1 Le Corbusier, Towards a New Architecture, Architectural Press, London, 1946, p. 71
2 The Modular itself is also deeply indebted to historical proportional systems, such as the Golden Section.November 1937
3 Mark Wilson Jones, Principles of Roman Architecture, Yale University Press, New Haven and London, 2000, p.3
4 Tim Benton, ‘Six Houses’, Le Corbusier: Architect of the Century, Hayward Gallery, London, 1987, p.61
5 Le Corbusier, Towards A New Architecture, Architectural Press, 1946, p.74
6 Richard Padovan, Proportion, Science, Philosophy, Architecture, E & FN Spon, London and New York, 1999, p. 28

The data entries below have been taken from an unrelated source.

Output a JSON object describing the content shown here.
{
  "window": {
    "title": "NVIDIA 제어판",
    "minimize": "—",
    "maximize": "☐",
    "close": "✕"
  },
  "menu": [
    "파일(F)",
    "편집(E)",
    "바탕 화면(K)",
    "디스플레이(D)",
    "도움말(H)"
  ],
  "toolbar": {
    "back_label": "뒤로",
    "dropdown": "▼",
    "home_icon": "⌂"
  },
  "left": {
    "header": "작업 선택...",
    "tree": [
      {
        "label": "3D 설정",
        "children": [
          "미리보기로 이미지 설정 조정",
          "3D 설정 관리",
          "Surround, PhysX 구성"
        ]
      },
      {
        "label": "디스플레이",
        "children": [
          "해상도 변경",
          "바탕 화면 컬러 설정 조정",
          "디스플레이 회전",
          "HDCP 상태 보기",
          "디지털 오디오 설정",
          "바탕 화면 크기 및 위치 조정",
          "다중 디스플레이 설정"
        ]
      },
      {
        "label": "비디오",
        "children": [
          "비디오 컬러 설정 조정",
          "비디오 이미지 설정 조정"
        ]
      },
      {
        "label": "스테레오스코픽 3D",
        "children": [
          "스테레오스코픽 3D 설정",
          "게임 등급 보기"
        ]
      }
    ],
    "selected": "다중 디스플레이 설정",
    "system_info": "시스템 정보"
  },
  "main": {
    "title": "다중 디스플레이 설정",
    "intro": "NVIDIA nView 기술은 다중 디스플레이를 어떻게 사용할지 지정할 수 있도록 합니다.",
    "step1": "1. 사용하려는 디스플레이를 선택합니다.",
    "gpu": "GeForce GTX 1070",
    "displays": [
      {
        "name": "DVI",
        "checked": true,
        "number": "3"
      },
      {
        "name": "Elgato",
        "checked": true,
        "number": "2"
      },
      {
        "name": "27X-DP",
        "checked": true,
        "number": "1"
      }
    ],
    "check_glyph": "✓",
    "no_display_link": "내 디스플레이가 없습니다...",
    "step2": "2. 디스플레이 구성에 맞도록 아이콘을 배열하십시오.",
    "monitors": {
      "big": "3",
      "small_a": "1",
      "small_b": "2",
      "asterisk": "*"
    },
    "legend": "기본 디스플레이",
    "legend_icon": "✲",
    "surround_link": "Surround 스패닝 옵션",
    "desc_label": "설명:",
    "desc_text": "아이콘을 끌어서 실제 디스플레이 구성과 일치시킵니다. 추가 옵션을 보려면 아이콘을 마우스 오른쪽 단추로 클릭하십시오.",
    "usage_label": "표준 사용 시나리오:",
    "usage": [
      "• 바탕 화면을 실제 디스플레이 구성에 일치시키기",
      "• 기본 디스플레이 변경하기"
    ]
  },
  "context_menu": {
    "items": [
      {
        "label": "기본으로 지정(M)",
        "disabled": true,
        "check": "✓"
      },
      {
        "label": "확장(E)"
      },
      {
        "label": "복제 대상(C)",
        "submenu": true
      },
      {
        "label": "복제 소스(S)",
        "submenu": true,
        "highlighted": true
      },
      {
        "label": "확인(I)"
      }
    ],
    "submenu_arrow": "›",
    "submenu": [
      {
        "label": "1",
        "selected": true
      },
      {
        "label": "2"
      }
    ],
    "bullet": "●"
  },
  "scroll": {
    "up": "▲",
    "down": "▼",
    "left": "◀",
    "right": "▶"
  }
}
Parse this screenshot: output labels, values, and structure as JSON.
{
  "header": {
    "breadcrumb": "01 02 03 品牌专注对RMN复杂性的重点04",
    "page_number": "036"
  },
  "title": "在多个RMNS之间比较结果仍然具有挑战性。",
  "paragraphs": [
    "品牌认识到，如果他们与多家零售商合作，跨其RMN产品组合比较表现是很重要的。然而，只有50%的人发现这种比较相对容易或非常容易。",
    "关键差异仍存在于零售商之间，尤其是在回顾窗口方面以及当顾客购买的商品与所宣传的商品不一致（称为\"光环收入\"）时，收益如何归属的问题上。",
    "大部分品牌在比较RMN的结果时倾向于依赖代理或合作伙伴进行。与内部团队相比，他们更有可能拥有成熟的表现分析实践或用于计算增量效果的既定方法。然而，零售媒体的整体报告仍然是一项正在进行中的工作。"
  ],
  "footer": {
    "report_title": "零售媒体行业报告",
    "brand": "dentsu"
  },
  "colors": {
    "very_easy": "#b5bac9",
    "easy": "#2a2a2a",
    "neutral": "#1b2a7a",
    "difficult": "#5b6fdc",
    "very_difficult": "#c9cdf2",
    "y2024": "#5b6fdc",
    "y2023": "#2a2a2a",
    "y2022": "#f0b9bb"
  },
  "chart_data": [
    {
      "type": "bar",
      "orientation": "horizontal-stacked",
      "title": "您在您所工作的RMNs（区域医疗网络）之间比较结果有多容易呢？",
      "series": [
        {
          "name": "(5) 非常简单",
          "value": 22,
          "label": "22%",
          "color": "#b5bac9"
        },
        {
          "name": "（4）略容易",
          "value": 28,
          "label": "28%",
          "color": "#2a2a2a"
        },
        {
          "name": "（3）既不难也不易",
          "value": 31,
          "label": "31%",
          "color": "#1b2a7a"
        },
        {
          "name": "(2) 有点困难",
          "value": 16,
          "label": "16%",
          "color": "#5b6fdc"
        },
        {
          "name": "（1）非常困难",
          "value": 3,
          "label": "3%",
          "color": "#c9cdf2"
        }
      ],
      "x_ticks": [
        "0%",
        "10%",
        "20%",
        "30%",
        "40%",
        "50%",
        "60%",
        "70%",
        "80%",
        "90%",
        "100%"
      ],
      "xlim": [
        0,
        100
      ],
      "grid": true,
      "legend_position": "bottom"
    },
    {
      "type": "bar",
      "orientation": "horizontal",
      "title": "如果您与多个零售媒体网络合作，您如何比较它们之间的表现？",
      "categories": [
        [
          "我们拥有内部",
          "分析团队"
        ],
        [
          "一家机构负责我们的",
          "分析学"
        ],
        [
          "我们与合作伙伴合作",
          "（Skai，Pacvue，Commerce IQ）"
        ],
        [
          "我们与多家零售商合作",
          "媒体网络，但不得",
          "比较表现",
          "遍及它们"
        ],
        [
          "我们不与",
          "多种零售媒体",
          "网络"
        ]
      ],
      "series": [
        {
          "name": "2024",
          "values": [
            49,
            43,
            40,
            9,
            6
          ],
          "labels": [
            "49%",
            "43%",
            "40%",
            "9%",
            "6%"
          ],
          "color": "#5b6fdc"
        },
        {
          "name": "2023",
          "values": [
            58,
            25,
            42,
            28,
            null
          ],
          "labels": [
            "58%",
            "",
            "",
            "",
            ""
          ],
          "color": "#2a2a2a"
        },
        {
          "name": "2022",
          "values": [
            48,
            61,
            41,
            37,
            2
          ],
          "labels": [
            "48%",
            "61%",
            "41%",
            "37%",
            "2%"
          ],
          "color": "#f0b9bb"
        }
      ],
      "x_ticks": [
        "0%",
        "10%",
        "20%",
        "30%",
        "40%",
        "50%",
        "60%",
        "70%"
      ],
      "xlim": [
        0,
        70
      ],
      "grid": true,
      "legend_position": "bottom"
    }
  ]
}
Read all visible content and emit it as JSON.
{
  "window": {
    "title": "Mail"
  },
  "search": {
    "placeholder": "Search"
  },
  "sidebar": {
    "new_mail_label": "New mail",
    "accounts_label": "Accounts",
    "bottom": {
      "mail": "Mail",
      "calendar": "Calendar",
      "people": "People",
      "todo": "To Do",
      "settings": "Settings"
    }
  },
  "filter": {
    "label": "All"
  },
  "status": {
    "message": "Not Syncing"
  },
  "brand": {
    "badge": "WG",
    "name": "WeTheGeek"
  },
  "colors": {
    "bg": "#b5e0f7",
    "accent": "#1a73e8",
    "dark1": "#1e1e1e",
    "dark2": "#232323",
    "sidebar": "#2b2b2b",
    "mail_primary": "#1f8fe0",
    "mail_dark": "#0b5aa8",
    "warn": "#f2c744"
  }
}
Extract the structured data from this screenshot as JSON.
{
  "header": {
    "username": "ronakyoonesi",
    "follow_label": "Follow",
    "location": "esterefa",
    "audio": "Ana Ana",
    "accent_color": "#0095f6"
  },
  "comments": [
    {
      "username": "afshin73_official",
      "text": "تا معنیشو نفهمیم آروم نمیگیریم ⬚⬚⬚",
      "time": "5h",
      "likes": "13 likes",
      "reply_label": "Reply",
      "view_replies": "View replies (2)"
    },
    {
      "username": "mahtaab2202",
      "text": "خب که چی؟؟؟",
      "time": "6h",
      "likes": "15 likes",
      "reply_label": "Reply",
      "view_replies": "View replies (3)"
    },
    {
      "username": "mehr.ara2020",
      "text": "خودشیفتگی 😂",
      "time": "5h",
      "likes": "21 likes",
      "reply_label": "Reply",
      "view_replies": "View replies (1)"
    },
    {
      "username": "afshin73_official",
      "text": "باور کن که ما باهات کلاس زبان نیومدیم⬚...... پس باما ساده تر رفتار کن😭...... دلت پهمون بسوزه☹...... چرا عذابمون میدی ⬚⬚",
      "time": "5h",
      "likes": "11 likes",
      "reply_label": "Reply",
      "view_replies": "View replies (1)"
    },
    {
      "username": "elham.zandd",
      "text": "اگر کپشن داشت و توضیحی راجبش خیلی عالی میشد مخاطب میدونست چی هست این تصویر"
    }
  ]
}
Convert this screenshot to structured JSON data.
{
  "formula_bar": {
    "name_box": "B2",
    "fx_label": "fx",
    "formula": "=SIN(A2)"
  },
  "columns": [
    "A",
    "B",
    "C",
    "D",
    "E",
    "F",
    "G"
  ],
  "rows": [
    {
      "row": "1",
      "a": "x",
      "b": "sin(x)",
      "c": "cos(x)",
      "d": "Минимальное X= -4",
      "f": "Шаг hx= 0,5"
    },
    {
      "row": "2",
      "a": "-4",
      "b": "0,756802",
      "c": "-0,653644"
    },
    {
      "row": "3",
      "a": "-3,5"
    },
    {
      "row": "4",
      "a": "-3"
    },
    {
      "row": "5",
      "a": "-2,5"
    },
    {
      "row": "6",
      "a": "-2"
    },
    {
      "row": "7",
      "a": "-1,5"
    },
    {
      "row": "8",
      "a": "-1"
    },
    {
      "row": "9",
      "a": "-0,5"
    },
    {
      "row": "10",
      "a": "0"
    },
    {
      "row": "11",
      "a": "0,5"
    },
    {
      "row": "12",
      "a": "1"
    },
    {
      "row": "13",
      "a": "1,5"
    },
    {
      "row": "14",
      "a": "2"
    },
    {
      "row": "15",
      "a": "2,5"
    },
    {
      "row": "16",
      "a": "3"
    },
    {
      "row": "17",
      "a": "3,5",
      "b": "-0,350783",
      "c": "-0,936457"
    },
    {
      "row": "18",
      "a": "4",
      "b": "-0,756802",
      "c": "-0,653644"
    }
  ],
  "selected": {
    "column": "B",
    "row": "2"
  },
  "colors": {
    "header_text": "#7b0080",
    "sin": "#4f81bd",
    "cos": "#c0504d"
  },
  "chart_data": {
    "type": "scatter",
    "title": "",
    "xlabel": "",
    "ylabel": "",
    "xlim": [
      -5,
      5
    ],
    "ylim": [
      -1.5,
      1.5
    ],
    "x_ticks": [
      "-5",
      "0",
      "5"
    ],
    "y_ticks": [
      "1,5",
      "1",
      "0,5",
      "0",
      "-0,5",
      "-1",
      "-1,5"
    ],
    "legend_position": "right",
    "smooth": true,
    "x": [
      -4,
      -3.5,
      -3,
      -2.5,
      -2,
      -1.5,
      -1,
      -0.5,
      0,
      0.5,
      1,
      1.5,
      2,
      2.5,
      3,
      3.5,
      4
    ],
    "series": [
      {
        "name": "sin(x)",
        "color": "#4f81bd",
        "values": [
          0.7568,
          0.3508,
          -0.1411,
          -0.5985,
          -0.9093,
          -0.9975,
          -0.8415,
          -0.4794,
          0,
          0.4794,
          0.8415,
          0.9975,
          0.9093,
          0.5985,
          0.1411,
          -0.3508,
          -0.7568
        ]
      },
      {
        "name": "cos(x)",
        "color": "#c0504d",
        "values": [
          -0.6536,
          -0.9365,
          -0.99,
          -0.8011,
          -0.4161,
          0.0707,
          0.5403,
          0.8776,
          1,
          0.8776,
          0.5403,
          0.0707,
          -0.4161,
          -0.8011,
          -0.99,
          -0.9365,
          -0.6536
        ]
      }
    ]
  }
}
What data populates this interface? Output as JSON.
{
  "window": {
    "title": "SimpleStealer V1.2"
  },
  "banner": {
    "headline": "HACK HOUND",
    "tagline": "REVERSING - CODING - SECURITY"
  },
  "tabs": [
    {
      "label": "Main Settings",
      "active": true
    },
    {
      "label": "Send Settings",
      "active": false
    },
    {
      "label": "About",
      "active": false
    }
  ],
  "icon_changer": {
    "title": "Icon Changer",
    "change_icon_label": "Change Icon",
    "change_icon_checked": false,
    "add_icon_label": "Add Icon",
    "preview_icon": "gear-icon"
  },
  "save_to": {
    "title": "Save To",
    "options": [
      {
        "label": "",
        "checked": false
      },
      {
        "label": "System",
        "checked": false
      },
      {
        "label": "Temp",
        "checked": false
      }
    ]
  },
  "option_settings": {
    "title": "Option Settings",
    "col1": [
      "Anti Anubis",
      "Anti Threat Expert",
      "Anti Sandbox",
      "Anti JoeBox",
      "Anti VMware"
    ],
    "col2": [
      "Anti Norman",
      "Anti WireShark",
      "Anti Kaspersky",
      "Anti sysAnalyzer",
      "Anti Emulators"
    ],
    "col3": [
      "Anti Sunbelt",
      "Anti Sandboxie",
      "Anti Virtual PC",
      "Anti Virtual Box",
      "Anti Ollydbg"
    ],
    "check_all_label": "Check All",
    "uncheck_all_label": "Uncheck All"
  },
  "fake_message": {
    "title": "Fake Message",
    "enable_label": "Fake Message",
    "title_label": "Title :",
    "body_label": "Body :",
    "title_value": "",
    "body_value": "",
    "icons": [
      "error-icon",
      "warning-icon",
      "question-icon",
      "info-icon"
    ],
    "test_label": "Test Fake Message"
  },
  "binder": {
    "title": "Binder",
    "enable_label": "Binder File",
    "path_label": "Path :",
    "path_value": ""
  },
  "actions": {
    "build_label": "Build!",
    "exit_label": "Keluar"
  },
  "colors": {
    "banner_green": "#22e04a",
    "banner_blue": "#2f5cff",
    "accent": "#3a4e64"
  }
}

7 Tim Benton, ‘The Sacred and the Search for Myths’, Le Corbusier: Architect of the Century, Hayward Gallery, London, 1987, p.239
8 Le Corbusier, The Modular, Faber and Faber, London, 1954, p.62
9 Tim Benton, ‘The Sacred and the Search for Myths’, Le Corbusier: Architect of the Century, Hayward Gallery, London, 1987, p.241
10 Le Corbusier, Towards A New Architecture
11 Kenneth, Le Corbusier, Thames and Hudson, London, 2001, p.18
12 Richard Padovan, Proportion, Science, Philosophy, Architecture, E & FN Spon, London and New York, 1999, pp. 319-320
13 Tim Benton, ‘Six Houses’, Le Corbusier: Architect of the Century, Hayward Gallery, London, 1987, p.60
14 Tim Benton, ‘Six Houses’, Le Corbusier: Architect of the Century, Hayward Gallery, London, 1987, p.61
15 Richard Padovan, Proportion, Science, Philosophy, Architecture, E & FN Spon, London and New York, 1999, pp. 319-320
16 Le Corbusier, The Modular, Faber and Faber, London, 1977, p.213
17 Le Corbusier, quoted in Tim Benton, ‘Six Houses’, Le Corbusier: Architect of the Century, Hayward Gallery, London, 1987, p.60
18 Robert Coombs, Mystical themes in Le Corbusier’s architecture in the Chapel Notre-Dame-Du Haut at Ronchamp, The Edwin Meller Press, New York, 2000, pp. 139-140
19 Richard Padovan, Proportion, Science, Philosophy, Architecture, E & FN Spon, London and New York, 1999, pp. 332
20 Kenneth Frampton, Le Corbusier, Thames and Hudson, London, 2001, p.181
21 Richard Padovan, Proportion, Science, Philosophy, Architecture, E & FN Spon, London and New York, 1999, pp. 42
22 Tim Benton, ‘The Sacred and the Search for Myths’, Le Corbusier: Architect of the Century, Hayward Gallery, London, 1987, p.247